Child Auditory Technology Laboratory
The Child Auditory Technology Lab (CAT Lab) studies how children who use auditory technology, like hearing aids and/or cochlear implants, hear sound and develop communication skills.
What is the problem?
Children who are deaf/hard of hearing (DHH) who use auditory technology often develop communication differently from one another, but we don’t always understand why these differences occur.
What are we trying to learn and solve?
Our research focuses on developmental outcomes of children with hearing loss across the continuum of auditory technologies (hearing aids and/or cochlear implants). If we can better identify what makes some kids thrive and others face communication challenges through research, we can make better recommendations in our audiology and speech-language pathology clinics to support this population and their families.
What is the purpose of the lab?
Research in the CAT Lab has two main goals: 1) Understand differences in auditory and language development between hearing aid and cochlear implant users to better individualize device candidacy for children with hearing loss and 2) understand the effects of fitting and management of pediatric auditory technology on outcomes in children with hearing loss.
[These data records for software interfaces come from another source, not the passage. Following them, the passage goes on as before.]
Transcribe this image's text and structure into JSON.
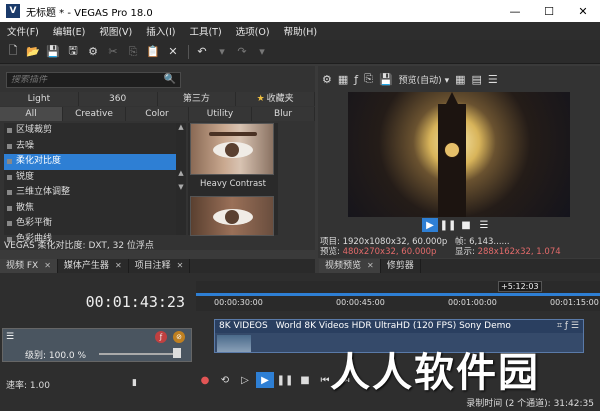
{
  "window": {
    "title": "无标题 * - VEGAS Pro 18.0",
    "app_badge": "V",
    "controls": [
      "—",
      "☐",
      "✕"
    ]
  },
  "menu": [
    "文件(F)",
    "编辑(E)",
    "视图(V)",
    "插入(I)",
    "工具(T)",
    "选项(O)",
    "帮助(H)"
  ],
  "toolbar": {
    "icons": [
      "new-icon",
      "open-icon",
      "save-icon",
      "save-as-icon",
      "gear-icon",
      "cut-icon",
      "copy-icon",
      "paste-icon",
      "delete-icon",
      "undo-icon",
      "redo-icon"
    ]
  },
  "fx_browser": {
    "search_placeholder": "搜索插件",
    "categories_row1": [
      "Light",
      "360",
      "第三方",
      "收藏夹"
    ],
    "categories_row2": [
      "All",
      "Creative",
      "Color",
      "Utility",
      "Blur"
    ],
    "items": [
      "区域裁剪",
      "去噪",
      "柔化对比度",
      "锐度",
      "三维立体调整",
      "散焦",
      "色彩平衡",
      "色彩曲线"
    ],
    "selected_item": "柔化对比度",
    "preset_label": "Heavy Contrast",
    "status": "VEGAS 柔化对比度: DXT, 32 位浮点"
  },
  "left_tabs": [
    {
      "label": "视频 FX",
      "close": "✕"
    },
    {
      "label": "媒体产生器",
      "close": "✕"
    },
    {
      "label": "项目注释",
      "close": "✕"
    }
  ],
  "preview": {
    "dropdown": "预览(自动)",
    "transport": [
      "▶",
      "❚❚",
      "■",
      "☰"
    ],
    "info": {
      "project_label": "项目:",
      "project_value": "1920x1080x32, 60.000p",
      "frame_label": "帧:",
      "frame_value": "6,143......",
      "preview_label": "预览:",
      "preview_value": "480x270x32, 60.000p",
      "display_label": "显示:",
      "display_value": "288x162x32, 1.074"
    }
  },
  "right_tabs": [
    {
      "label": "视频预览",
      "close": "✕"
    },
    {
      "label": "修剪器",
      "close": ""
    }
  ],
  "timeline": {
    "timecode": "00:01:43:23",
    "marker": "+5:12:03",
    "ticks": [
      "00:00:30:00",
      "00:00:45:00",
      "00:01:00:00",
      "00:01:15:00"
    ],
    "track_level": "级别: 100.0 %",
    "rate": "速率: 1.00",
    "clip": {
      "name": "8K VIDEOS",
      "title": "World 8K Videos HDR UltraHD  (120 FPS)  Sony Demo"
    },
    "record_time": "录制时间 (2 个通道): 31:42:35"
  },
  "overlay": "人人软件园",
  "colors": {
    "accent": "#2e7fd4",
    "background": "#333333"
  }
}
This work aims to better individualize audiologic assessment, device candidacy and verification and clinical counseling for children with hearing loss and their families.
What do we really do?
In our lab, children participate in activities similar to those done in audiology or speech-language pathology clinics like a hearing test, speech recognition tasks, hearing aid and cochlear implant measurements and language assessments. This means that children will listen to sounds, words and sentences and answer questions about what they hear. They may also push a button or point to pictures when sounds play. Parents also participate by answering questions about their child.